Aim of the exercise = Scan the entries that follow and give only the number of lines containing "units".

--

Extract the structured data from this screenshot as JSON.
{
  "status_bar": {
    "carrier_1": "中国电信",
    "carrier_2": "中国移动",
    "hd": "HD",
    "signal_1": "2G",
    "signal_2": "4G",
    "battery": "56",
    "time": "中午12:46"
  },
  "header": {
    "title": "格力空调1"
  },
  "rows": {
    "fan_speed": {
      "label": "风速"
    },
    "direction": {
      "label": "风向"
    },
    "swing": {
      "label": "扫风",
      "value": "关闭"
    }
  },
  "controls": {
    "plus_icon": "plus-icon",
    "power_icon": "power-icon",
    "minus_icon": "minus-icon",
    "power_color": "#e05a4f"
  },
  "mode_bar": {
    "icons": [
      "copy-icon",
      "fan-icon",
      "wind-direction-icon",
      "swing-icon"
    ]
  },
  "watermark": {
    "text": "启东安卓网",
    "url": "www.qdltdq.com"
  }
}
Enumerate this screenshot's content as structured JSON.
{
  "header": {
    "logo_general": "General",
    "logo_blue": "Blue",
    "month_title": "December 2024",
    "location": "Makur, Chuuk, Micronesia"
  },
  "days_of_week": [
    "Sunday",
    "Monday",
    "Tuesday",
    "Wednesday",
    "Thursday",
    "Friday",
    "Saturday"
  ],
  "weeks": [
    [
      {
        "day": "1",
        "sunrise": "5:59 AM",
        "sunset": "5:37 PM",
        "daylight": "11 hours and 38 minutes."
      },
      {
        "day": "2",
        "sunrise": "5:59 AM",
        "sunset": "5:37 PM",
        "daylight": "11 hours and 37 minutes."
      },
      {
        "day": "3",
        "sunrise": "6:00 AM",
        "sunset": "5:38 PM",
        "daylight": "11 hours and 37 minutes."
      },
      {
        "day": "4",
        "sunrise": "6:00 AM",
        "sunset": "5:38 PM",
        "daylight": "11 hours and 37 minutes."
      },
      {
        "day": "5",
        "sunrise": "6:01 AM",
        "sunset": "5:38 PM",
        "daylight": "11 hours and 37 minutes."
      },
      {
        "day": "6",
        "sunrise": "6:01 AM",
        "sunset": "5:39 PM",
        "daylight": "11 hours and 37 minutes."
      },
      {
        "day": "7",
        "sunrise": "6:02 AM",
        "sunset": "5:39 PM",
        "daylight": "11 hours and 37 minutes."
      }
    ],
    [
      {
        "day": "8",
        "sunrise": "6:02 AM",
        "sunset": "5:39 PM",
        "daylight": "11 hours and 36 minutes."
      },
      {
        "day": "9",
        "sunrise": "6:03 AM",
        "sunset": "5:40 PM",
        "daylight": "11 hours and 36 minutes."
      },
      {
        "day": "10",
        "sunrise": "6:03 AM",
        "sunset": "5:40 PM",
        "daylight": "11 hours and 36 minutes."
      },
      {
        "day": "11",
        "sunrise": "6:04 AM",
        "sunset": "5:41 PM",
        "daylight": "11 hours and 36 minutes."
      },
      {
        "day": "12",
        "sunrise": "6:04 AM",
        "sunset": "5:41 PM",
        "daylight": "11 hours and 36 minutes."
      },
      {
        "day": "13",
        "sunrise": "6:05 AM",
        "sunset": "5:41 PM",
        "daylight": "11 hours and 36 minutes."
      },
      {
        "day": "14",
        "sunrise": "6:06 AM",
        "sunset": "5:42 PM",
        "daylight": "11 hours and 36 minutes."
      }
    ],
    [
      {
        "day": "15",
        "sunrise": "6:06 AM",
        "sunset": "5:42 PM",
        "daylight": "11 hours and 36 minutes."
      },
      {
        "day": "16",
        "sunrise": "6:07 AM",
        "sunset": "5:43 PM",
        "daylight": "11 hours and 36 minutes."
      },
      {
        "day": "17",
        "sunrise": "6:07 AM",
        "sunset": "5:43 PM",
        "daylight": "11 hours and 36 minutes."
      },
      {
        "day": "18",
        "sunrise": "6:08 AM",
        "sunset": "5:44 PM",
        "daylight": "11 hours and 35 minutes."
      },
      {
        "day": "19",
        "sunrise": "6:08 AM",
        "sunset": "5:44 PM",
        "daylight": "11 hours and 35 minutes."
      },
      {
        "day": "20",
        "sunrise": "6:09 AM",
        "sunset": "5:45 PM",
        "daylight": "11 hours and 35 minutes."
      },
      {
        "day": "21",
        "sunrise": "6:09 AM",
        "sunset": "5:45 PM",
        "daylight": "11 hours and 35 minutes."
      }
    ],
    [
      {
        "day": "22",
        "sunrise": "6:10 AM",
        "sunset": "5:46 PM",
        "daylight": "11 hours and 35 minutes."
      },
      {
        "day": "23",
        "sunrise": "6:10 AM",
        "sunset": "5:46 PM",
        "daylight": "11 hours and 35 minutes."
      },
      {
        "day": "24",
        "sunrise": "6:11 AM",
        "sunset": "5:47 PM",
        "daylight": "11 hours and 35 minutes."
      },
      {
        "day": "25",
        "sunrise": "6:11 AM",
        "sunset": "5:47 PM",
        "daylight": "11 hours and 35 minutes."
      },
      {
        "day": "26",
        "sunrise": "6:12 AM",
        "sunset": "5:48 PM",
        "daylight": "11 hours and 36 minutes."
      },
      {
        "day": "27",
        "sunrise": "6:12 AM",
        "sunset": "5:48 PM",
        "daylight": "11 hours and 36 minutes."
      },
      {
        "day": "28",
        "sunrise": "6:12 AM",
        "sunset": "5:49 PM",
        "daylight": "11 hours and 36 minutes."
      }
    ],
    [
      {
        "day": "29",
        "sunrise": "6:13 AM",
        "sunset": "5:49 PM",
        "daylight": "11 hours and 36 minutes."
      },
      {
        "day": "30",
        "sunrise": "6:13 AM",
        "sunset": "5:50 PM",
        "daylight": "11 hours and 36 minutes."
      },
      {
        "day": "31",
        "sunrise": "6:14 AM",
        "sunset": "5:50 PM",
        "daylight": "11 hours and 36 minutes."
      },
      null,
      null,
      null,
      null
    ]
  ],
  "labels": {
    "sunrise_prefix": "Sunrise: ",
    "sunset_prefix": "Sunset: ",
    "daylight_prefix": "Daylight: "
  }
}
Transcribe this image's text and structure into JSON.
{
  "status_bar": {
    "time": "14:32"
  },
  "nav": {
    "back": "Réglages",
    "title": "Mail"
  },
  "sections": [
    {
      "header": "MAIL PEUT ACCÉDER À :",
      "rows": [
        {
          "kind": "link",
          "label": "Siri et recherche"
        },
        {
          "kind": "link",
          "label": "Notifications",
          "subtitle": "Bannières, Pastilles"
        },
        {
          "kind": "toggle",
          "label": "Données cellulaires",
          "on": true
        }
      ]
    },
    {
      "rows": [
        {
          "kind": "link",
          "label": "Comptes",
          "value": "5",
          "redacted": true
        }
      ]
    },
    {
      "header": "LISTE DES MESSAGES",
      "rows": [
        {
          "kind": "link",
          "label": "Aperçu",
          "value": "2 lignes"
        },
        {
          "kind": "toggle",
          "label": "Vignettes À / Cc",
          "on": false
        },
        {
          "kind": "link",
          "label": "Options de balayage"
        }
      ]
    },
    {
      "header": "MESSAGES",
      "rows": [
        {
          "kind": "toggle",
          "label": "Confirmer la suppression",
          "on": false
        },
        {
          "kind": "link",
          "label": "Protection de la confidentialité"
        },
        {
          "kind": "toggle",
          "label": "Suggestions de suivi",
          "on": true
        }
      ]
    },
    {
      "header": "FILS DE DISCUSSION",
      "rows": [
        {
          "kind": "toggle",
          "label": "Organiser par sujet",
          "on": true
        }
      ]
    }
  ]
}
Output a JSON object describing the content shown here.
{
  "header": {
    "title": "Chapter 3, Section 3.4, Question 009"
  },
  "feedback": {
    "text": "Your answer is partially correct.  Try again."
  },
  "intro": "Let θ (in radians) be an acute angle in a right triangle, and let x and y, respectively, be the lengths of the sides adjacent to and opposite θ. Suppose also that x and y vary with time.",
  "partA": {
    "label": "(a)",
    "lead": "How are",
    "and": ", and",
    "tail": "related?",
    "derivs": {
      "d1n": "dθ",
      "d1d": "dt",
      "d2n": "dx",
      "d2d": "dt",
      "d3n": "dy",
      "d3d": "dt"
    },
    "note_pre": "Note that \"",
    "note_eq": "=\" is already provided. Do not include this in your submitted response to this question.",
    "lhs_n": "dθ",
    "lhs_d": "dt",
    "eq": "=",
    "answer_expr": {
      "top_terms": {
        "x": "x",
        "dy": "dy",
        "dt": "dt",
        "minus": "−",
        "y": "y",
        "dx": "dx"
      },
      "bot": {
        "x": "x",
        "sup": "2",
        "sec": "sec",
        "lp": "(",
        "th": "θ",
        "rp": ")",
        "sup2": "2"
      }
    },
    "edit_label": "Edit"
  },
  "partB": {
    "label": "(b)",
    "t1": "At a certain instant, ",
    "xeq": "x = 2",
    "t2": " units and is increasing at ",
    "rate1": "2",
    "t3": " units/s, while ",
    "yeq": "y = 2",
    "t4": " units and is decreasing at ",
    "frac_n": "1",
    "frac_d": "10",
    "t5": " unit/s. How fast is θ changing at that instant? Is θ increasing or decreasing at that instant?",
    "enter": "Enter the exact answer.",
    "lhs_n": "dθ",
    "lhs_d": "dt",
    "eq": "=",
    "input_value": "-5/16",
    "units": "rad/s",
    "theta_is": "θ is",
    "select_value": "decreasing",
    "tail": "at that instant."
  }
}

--

Answer to this problem = 4